* _WHAT YOU HAVE TO DO_:
All that is needed is every record, duplicated exactly.

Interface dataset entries
- Opening Delimiter -
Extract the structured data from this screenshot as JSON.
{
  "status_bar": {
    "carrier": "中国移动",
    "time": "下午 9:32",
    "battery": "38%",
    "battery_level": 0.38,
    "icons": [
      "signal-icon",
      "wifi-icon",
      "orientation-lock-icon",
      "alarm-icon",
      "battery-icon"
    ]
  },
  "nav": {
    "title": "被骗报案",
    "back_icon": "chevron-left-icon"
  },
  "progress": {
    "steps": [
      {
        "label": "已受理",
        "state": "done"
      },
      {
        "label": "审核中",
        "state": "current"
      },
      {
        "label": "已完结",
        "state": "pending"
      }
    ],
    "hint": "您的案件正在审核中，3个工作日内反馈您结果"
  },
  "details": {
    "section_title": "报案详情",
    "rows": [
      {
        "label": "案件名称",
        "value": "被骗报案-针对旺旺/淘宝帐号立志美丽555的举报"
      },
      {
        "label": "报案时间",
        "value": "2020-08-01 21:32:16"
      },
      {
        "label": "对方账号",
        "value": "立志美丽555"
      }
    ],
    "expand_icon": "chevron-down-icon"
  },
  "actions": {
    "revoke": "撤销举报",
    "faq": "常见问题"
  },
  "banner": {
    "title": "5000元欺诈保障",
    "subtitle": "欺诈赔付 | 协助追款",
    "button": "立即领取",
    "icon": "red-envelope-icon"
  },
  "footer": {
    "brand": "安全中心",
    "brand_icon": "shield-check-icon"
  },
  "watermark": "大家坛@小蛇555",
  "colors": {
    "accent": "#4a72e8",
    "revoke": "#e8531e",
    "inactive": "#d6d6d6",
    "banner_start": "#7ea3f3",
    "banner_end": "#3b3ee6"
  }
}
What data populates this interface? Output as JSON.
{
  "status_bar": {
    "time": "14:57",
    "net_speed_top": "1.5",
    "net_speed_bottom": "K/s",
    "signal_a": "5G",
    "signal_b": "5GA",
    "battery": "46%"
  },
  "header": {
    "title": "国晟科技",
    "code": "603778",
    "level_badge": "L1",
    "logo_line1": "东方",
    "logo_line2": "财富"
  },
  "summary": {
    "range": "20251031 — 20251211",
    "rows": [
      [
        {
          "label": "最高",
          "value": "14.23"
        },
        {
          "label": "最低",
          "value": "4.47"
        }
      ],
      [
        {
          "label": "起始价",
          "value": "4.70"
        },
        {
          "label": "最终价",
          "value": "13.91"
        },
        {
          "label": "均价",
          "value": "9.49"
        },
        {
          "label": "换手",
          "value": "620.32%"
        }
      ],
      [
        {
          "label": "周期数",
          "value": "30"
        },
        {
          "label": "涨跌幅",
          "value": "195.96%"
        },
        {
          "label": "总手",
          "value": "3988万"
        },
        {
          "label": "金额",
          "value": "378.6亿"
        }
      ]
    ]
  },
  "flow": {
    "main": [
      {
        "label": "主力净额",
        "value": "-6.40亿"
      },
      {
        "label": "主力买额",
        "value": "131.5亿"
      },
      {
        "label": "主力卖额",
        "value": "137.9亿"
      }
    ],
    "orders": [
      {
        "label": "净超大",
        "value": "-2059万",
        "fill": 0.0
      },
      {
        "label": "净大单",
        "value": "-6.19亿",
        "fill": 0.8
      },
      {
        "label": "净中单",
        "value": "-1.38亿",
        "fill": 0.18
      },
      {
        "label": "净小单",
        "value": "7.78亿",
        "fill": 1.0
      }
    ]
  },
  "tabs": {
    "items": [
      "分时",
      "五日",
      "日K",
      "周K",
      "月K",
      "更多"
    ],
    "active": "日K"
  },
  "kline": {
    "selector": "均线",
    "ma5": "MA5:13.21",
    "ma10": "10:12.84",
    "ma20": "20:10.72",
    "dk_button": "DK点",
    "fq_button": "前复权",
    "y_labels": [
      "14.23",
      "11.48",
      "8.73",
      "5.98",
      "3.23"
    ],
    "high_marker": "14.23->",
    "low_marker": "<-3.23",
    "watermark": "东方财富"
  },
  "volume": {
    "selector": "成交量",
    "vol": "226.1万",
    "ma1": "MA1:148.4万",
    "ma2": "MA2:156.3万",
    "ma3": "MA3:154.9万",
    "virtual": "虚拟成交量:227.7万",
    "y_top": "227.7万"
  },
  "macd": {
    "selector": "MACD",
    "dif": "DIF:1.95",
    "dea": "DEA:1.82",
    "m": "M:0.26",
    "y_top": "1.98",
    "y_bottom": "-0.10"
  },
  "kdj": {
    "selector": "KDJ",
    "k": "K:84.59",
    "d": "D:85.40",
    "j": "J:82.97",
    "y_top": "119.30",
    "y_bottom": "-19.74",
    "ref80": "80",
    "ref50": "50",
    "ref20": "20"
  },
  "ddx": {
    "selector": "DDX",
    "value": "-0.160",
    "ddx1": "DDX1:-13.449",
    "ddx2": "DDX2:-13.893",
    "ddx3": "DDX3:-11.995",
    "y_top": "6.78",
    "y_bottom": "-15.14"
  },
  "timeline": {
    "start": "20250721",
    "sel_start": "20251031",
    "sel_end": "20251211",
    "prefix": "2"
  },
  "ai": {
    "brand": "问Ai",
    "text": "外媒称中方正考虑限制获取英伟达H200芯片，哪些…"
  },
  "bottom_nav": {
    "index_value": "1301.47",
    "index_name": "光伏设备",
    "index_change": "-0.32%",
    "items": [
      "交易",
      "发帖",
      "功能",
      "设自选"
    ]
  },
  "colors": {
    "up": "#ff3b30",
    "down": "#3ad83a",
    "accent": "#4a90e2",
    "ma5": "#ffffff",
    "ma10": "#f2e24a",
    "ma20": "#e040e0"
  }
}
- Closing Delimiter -
* _EXPECTED ANSWER_:
Extract the structured data from this screenshot as JSON.
{
  "status_bar": {
    "carrier": "中国移动",
    "time": "下午 9:32",
    "battery": "38%",
    "battery_level": 0.38,
    "icons": [
      "signal-icon",
      "wifi-icon",
      "orientation-lock-icon",
      "alarm-icon",
      "battery-icon"
    ]
  },
  "nav": {
    "title": "被骗报案",
    "back_icon": "chevron-left-icon"
  },
  "progress": {
    "steps": [
      {
        "label": "已受理",
        "state": "done"
      },
      {
        "label": "审核中",
        "state": "current"
      },
      {
        "label": "已完结",
        "state": "pending"
      }
    ],
    "hint": "您的案件正在审核中，3个工作日内反馈您结果"
  },
  "details": {
    "section_title": "报案详情",
    "rows": [
      {
        "label": "案件名称",
        "value": "被骗报案-针对旺旺/淘宝帐号立志美丽555的举报"
      },
      {
        "label": "报案时间",
        "value": "2020-08-01 21:32:16"
      },
      {
        "label": "对方账号",
        "value": "立志美丽555"
      }
    ],
    "expand_icon": "chevron-down-icon"
  },
  "actions": {
    "revoke": "撤销举报",
    "faq": "常见问题"
  },
  "banner": {
    "title": "5000元欺诈保障",
    "subtitle": "欺诈赔付 | 协助追款",
    "button": "立即领取",
    "icon": "red-envelope-icon"
  },
  "footer": {
    "brand": "安全中心",
    "brand_icon": "shield-check-icon"
  },
  "watermark": "大家坛@小蛇555",
  "colors": {
    "accent": "#4a72e8",
    "revoke": "#e8531e",
    "inactive": "#d6d6d6",
    "banner_start": "#7ea3f3",
    "banner_end": "#3b3ee6"
  }
}
What data populates this interface? Output as JSON.
{
  "status_bar": {
    "time": "14:57",
    "net_speed_top": "1.5",
    "net_speed_bottom": "K/s",
    "signal_a": "5G",
    "signal_b": "5GA",
    "battery": "46%"
  },
  "header": {
    "title": "国晟科技",
    "code": "603778",
    "level_badge": "L1",
    "logo_line1": "东方",
    "logo_line2": "财富"
  },
  "summary": {
    "range": "20251031 — 20251211",
    "rows": [
      [
        {
          "label": "最高",
          "value": "14.23"
        },
        {
          "label": "最低",
          "value": "4.47"
        }
      ],
      [
        {
          "label": "起始价",
          "value": "4.70"
        },
        {
          "label": "最终价",
          "value": "13.91"
        },
        {
          "label": "均价",
          "value": "9.49"
        },
        {
          "label": "换手",
          "value": "620.32%"
        }
      ],
      [
        {
          "label": "周期数",
          "value": "30"
        },
        {
          "label": "涨跌幅",
          "value": "195.96%"
        },
        {
          "label": "总手",
          "value": "3988万"
        },
        {
          "label": "金额",
          "value": "378.6亿"
        }
      ]
    ]
  },
  "flow": {
    "main": [
      {
        "label": "主力净额",
        "value": "-6.40亿"
      },
      {
        "label": "主力买额",
        "value": "131.5亿"
      },
      {
        "label": "主力卖额",
        "value": "137.9亿"
      }
    ],
    "orders": [
      {
        "label": "净超大",
        "value": "-2059万",
        "fill": 0.0
      },
      {
        "label": "净大单",
        "value": "-6.19亿",
        "fill": 0.8
      },
      {
        "label": "净中单",
        "value": "-1.38亿",
        "fill": 0.18
      },
      {
        "label": "净小单",
        "value": "7.78亿",
        "fill": 1.0
      }
    ]
  },
  "tabs": {
    "items": [
      "分时",
      "五日",
      "日K",
      "周K",
      "月K",
      "更多"
    ],
    "active": "日K"
  },
  "kline": {
    "selector": "均线",
    "ma5": "MA5:13.21",
    "ma10": "10:12.84",
    "ma20": "20:10.72",
    "dk_button": "DK点",
    "fq_button": "前复权",
    "y_labels": [
      "14.23",
      "11.48",
      "8.73",
      "5.98",
      "3.23"
    ],
    "high_marker": "14.23->",
    "low_marker": "<-3.23",
    "watermark": "东方财富"
  },
  "volume": {
    "selector": "成交量",
    "vol": "226.1万",
    "ma1": "MA1:148.4万",
    "ma2": "MA2:156.3万",
    "ma3": "MA3:154.9万",
    "virtual": "虚拟成交量:227.7万",
    "y_top": "227.7万"
  },
  "macd": {
    "selector": "MACD",
    "dif": "DIF:1.95",
    "dea": "DEA:1.82",
    "m": "M:0.26",
    "y_top": "1.98",
    "y_bottom": "-0.10"
  },
  "kdj": {
    "selector": "KDJ",
    "k": "K:84.59",
    "d": "D:85.40",
    "j": "J:82.97",
    "y_top": "119.30",
    "y_bottom": "-19.74",
    "ref80": "80",
    "ref50": "50",
    "ref20": "20"
  },
  "ddx": {
    "selector": "DDX",
    "value": "-0.160",
    "ddx1": "DDX1:-13.449",
    "ddx2": "DDX2:-13.893",
    "ddx3": "DDX3:-11.995",
    "y_top": "6.78",
    "y_bottom": "-15.14"
  },
  "timeline": {
    "start": "20250721",
    "sel_start": "20251031",
    "sel_end": "20251211",
    "prefix": "2"
  },
  "ai": {
    "brand": "问Ai",
    "text": "外媒称中方正考虑限制获取英伟达H200芯片，哪些…"
  },
  "bottom_nav": {
    "index_value": "1301.47",
    "index_name": "光伏设备",
    "index_change": "-0.32%",
    "items": [
      "交易",
      "发帖",
      "功能",
      "设自选"
    ]
  },
  "colors": {
    "up": "#ff3b30",
    "down": "#3ad83a",
    "accent": "#4a90e2",
    "ma5": "#ffffff",
    "ma10": "#f2e24a",
    "ma20": "#e040e0"
  }
}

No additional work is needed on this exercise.